The food: The combination of Texas barbecue standards and soul-food specialties adds up to a wider menu than you'll find at most barbecue joints. Sliced brisket, ribs, two kinds of sausage, pork chops, catfish, chicken, pork steak sandwich and about a dozen sides ... where to begin?
We decided to start with a couple of two-meat combo plates ($9.50). We went for sliced brisket, chicken, ribs and spicy sausage. The chicken was fork-tender, and the ribs had a goodly amount of meat per rib but, of the four, the homemade sausage was the star. It left the mouth stinging just a bit, and its peppery flavor seemed to infuse the rest of the meal. Or perhaps they are just heavy-handed with the pepper at Avery's, because the greens, which we sampled next, also seemed to be heat-charged and not for the demure palate.
Smashed yams were possibly the sweetest item we've ever encountered that did not come from the dessert side of a menu.

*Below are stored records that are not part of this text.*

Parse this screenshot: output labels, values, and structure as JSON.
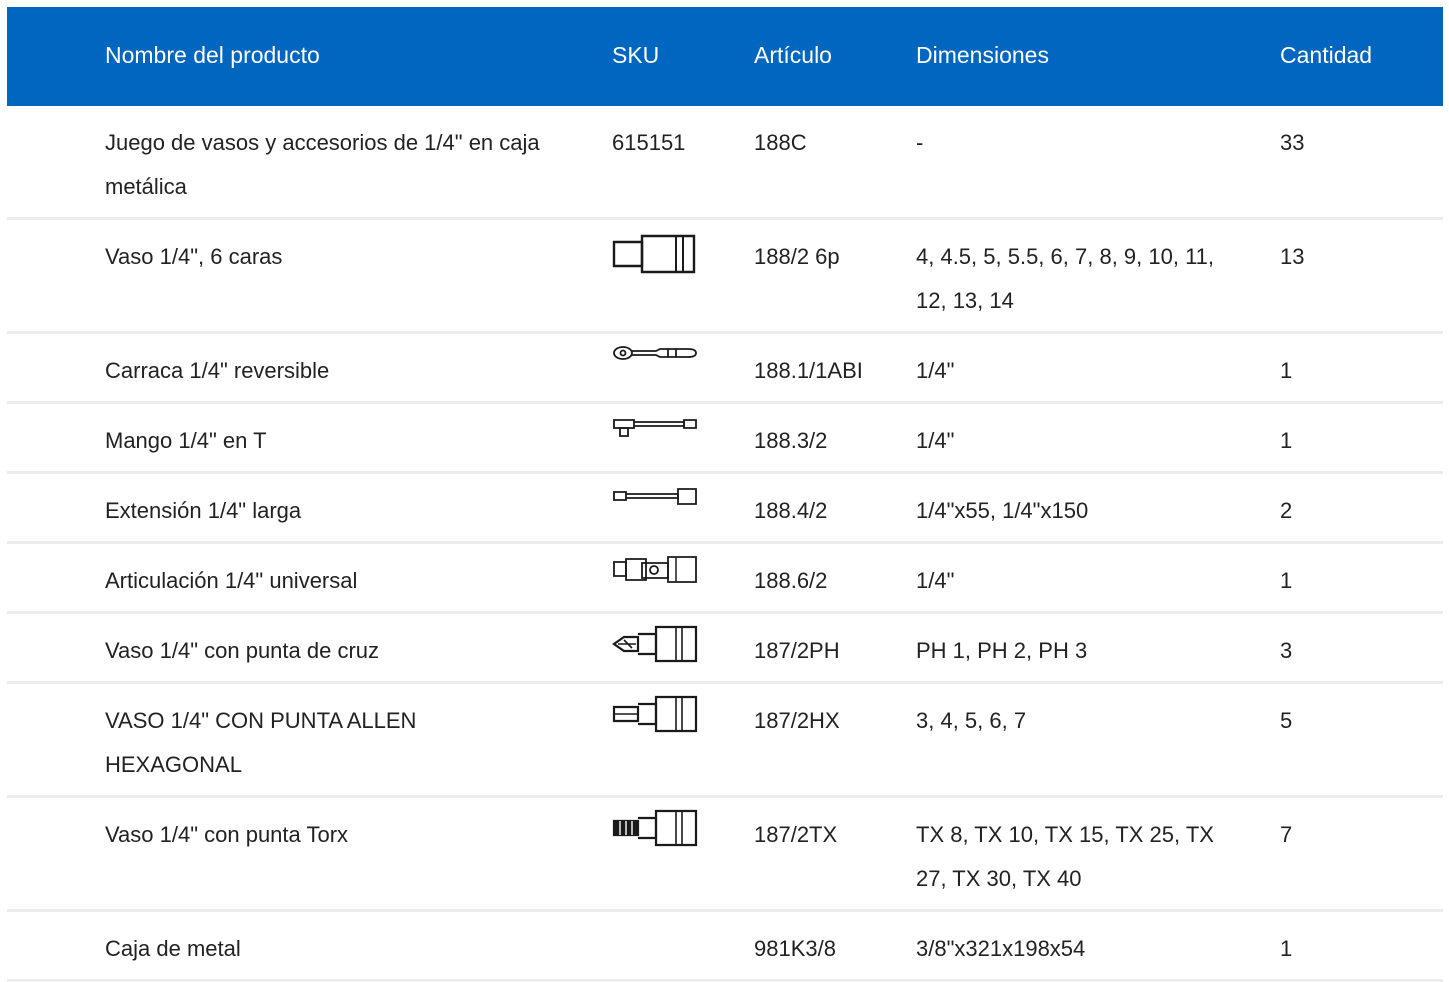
{
  "table": {
    "header": {
      "name": "Nombre del producto",
      "sku": "SKU",
      "article": "Artículo",
      "dimensions": "Dimensiones",
      "quantity": "Cantidad"
    },
    "rows": [
      {
        "name": "Juego de vasos y accesorios de 1/4\" en caja metálica",
        "sku": "615151",
        "icon": "",
        "article": "188C",
        "dimensions": "-",
        "quantity": "33"
      },
      {
        "name": "Vaso 1/4\", 6 caras",
        "sku": "",
        "icon": "socket-icon",
        "article": "188/2 6p",
        "dimensions": "4, 4.5, 5, 5.5, 6, 7, 8, 9, 10, 11, 12, 13, 14",
        "quantity": "13"
      },
      {
        "name": "Carraca 1/4\" reversible",
        "sku": "",
        "icon": "ratchet-icon",
        "article": "188.1/1ABI",
        "dimensions": "1/4\"",
        "quantity": "1"
      },
      {
        "name": "Mango 1/4\" en T",
        "sku": "",
        "icon": "t-handle-icon",
        "article": "188.3/2",
        "dimensions": "1/4\"",
        "quantity": "1"
      },
      {
        "name": "Extensión 1/4\" larga",
        "sku": "",
        "icon": "extension-bar-icon",
        "article": "188.4/2",
        "dimensions": "1/4\"x55, 1/4\"x150",
        "quantity": "2"
      },
      {
        "name": "Articulación 1/4\" universal",
        "sku": "",
        "icon": "universal-joint-icon",
        "article": "188.6/2",
        "dimensions": "1/4\"",
        "quantity": "1"
      },
      {
        "name": "Vaso 1/4\" con punta de cruz",
        "sku": "",
        "icon": "phillips-bit-socket-icon",
        "article": "187/2PH",
        "dimensions": "PH 1, PH 2, PH 3",
        "quantity": "3"
      },
      {
        "name": "VASO 1/4\" CON PUNTA ALLEN HEXAGONAL",
        "sku": "",
        "icon": "hex-bit-socket-icon",
        "article": "187/2HX",
        "dimensions": "3, 4, 5, 6, 7",
        "quantity": "5"
      },
      {
        "name": "Vaso 1/4\" con punta Torx",
        "sku": "",
        "icon": "torx-bit-socket-icon",
        "article": "187/2TX",
        "dimensions": "TX 8, TX 10, TX 15, TX 25, TX 27, TX 30, TX 40",
        "quantity": "7"
      },
      {
        "name": "Caja de metal",
        "sku": "",
        "icon": "",
        "article": "981K3/8",
        "dimensions": "3/8\"x321x198x54",
        "quantity": "1"
      }
    ]
  }
}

Barbecue beans also were on the sweet side, though not overpoweringly so, and bits of chopped peppers added contrast. The mac 'n' cheese was lovely, with a creamy white sauce, and we'll be ordering that again when we return to try the catfish and the loaded baked potato topped with sausage and beef ($9.50), which owner Mary Giles says is a house specialty. We finished things off with peach cobbler ($3 for a pint), which was a tad on the soupy side.
The atmosphere: Avery's is located in a small, neighborhood shopping center in a mostly residential area. The dark wood tables are attractive, and it's new and clean and simple. There's a good chance you'll find Giles and a couple of friends sitting at a table, cracking jokes, which makes for a congenial atmosphere.
You should know: Avery's offers several family meal deals. For instance, $18.99 gets you a whole chicken, a pint of barbecue beans, a pint of potato salad, a half-pint of green beans and bread. Giles also offers carryout meats ("poundage to go" reads the sign). Seniors get a 10 percent discount and -- we like this a lot -- teachers get a 15 percent discount. There's a $1.25 pulled pork sandwich for the light of appetite (or light of wallet).
The details: 10:30 a.m.-7 p.m. Monday, 10:30 a.m.-8 p.m. Tuesday-Thursday, 10:30 a.m.-9 p.m. Friday and Saturday. Wheelchair-accessible, smoke-free, no alcohol served. Credit cards accepted. Press Pass accepted.